## Exercise description
Read through the data and count the lines that contain the string "Terminaison"; give only the result.

Stored items:
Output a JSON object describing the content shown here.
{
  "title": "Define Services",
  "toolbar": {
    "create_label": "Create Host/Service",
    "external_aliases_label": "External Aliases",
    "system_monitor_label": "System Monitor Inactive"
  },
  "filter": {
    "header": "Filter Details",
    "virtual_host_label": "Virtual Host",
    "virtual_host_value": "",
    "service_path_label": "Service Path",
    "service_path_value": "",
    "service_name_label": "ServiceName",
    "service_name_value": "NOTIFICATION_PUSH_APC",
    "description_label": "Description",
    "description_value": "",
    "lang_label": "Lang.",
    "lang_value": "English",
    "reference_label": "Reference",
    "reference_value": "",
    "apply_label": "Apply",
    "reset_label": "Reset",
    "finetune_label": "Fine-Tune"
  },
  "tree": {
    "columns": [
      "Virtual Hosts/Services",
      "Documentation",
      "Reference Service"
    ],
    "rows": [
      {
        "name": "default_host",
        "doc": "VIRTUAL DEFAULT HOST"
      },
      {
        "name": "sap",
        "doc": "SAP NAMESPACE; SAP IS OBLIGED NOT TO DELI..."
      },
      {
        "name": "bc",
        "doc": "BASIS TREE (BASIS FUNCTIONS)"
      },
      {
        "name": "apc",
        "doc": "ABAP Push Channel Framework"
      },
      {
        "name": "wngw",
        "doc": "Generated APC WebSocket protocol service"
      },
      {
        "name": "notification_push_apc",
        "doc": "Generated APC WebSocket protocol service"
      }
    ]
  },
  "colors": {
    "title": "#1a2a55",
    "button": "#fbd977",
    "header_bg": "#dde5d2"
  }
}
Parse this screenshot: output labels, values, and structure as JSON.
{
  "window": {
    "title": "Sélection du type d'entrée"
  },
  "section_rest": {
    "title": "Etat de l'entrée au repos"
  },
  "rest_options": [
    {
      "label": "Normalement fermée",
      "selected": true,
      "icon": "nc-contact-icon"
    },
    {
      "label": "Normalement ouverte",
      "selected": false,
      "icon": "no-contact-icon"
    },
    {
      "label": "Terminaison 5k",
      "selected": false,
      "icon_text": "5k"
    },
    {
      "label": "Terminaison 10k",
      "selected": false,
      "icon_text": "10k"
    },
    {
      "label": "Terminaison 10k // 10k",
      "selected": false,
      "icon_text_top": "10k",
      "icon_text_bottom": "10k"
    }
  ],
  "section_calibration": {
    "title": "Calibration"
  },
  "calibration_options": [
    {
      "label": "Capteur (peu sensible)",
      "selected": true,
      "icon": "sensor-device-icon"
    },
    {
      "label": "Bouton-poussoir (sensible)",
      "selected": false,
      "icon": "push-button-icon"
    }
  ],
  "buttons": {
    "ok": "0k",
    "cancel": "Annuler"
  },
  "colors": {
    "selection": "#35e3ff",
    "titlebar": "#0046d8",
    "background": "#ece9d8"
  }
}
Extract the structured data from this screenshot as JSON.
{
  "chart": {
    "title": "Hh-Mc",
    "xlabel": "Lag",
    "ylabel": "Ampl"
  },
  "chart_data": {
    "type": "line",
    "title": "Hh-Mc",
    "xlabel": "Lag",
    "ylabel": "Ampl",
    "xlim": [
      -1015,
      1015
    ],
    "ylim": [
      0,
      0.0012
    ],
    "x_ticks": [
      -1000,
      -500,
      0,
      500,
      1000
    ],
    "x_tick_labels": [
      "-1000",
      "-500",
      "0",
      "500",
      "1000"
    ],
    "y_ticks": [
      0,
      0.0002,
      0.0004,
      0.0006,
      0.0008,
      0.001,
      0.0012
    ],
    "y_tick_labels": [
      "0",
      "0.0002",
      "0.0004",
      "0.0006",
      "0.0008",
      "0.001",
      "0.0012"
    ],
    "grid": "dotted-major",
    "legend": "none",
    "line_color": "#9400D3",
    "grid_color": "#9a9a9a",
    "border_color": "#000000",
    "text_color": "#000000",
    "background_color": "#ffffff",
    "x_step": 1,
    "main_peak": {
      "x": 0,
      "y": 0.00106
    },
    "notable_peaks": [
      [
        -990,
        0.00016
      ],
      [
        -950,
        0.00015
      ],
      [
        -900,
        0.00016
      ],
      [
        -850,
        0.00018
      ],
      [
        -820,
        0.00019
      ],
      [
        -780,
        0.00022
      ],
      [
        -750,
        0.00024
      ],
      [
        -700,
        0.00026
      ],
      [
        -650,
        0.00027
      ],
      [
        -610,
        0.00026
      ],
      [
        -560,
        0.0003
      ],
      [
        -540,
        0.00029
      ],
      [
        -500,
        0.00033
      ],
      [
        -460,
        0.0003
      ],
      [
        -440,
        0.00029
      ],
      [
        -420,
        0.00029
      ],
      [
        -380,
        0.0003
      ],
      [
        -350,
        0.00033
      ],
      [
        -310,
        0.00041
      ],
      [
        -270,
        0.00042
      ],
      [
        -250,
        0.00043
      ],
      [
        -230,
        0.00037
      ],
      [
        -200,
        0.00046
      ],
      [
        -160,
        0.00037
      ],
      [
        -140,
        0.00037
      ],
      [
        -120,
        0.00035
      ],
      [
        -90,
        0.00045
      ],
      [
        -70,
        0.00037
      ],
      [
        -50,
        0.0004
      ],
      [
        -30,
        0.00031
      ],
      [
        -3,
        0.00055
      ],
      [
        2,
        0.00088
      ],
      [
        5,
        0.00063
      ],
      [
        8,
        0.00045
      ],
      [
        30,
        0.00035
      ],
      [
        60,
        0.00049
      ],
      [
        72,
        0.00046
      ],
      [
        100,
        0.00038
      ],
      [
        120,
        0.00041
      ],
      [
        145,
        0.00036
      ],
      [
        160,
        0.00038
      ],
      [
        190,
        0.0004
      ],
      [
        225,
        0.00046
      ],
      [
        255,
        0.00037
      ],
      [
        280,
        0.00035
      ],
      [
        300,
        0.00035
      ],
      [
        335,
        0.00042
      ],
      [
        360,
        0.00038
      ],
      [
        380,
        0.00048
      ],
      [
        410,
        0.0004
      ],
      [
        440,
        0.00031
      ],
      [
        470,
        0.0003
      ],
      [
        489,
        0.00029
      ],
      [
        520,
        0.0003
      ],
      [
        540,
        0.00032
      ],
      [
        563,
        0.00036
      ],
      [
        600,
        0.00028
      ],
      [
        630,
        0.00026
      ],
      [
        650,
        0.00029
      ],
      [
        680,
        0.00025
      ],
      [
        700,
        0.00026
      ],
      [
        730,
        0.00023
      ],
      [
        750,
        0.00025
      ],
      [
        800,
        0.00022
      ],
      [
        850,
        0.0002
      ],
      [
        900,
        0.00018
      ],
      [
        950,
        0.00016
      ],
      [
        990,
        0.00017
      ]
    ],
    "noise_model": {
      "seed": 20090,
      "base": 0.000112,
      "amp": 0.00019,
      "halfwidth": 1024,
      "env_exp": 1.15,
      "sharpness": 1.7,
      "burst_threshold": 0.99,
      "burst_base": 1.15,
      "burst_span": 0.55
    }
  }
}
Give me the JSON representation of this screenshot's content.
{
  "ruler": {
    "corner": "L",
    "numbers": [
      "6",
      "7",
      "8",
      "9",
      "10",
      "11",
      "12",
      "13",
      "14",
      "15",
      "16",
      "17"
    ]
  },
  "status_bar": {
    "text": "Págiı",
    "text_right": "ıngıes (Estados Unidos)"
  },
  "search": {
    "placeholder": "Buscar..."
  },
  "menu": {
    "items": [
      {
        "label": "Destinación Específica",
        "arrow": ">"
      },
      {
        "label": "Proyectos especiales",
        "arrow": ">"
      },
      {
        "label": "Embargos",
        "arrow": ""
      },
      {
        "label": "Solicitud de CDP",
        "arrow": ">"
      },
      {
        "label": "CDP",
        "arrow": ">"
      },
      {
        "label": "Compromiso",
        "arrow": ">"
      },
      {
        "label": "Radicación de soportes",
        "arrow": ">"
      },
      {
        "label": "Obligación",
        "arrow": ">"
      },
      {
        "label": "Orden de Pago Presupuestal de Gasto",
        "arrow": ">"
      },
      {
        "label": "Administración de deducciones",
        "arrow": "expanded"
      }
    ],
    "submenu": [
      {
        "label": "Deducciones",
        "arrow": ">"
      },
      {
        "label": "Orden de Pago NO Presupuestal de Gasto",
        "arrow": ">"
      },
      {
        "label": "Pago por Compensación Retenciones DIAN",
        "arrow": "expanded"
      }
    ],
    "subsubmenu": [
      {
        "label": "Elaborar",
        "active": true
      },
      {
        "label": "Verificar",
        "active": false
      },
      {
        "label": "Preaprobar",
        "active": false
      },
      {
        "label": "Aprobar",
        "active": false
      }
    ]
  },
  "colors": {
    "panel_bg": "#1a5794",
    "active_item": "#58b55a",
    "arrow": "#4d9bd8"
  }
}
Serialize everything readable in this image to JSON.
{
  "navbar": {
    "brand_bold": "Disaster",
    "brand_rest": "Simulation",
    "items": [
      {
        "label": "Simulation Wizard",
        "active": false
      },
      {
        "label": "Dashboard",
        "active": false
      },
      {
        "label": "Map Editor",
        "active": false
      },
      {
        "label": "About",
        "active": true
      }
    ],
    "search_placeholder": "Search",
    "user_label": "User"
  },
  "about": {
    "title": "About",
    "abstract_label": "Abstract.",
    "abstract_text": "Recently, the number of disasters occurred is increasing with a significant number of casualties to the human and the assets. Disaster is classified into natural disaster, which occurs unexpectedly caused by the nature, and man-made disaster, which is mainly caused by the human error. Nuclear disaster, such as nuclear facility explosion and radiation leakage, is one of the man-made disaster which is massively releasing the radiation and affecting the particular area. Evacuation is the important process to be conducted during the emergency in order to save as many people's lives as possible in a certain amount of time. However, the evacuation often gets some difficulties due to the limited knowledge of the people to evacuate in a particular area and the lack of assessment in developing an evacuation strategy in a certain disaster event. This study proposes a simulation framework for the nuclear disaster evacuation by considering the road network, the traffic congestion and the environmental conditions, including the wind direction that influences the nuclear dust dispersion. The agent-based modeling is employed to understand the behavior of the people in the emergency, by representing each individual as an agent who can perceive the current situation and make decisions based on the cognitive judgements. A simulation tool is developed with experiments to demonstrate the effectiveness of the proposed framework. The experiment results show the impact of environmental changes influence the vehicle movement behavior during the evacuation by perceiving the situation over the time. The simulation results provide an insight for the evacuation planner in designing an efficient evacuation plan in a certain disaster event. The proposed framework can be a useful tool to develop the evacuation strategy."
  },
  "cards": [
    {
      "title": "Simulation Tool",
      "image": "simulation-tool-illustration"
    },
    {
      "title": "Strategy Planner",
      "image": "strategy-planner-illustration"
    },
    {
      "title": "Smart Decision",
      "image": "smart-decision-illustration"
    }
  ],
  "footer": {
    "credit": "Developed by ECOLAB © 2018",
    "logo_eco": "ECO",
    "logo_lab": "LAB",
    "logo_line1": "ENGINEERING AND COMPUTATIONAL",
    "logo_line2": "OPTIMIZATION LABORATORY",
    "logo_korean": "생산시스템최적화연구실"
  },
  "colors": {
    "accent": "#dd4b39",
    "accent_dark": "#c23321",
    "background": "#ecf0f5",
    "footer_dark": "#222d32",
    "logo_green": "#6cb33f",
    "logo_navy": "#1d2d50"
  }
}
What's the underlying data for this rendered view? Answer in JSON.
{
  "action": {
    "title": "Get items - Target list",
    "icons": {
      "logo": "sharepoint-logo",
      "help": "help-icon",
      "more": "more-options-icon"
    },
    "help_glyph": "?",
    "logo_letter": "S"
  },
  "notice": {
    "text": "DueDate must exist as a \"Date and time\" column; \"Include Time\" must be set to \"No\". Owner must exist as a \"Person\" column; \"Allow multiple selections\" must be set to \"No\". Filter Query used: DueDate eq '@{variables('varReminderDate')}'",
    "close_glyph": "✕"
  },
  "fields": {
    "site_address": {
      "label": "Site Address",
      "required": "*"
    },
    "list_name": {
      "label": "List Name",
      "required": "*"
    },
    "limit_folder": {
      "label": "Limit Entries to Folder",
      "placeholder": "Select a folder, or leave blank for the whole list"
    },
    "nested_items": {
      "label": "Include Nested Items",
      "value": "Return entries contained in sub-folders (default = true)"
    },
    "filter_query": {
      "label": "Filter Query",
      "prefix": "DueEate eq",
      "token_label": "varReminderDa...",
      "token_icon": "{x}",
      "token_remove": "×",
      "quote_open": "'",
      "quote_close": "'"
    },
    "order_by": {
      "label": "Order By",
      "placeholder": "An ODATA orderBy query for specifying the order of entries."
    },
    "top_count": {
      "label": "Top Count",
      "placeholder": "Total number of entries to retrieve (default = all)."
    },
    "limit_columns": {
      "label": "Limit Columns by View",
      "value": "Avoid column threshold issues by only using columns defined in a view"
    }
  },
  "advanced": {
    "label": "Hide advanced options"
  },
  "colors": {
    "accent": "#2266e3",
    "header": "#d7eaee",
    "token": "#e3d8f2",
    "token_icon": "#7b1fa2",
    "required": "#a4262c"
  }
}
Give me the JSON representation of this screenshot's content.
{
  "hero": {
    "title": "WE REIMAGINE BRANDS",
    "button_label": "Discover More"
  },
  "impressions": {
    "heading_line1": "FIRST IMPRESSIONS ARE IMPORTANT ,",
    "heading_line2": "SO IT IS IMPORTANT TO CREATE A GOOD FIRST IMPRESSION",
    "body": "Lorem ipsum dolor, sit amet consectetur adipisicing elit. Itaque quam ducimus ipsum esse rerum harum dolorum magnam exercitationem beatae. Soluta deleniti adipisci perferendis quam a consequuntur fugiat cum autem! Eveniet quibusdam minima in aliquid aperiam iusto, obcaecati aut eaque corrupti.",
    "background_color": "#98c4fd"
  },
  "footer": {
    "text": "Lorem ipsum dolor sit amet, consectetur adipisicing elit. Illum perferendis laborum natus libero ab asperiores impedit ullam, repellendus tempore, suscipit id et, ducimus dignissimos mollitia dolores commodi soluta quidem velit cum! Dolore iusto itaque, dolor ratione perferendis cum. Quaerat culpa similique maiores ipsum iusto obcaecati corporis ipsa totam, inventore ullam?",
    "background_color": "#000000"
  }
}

## Output
3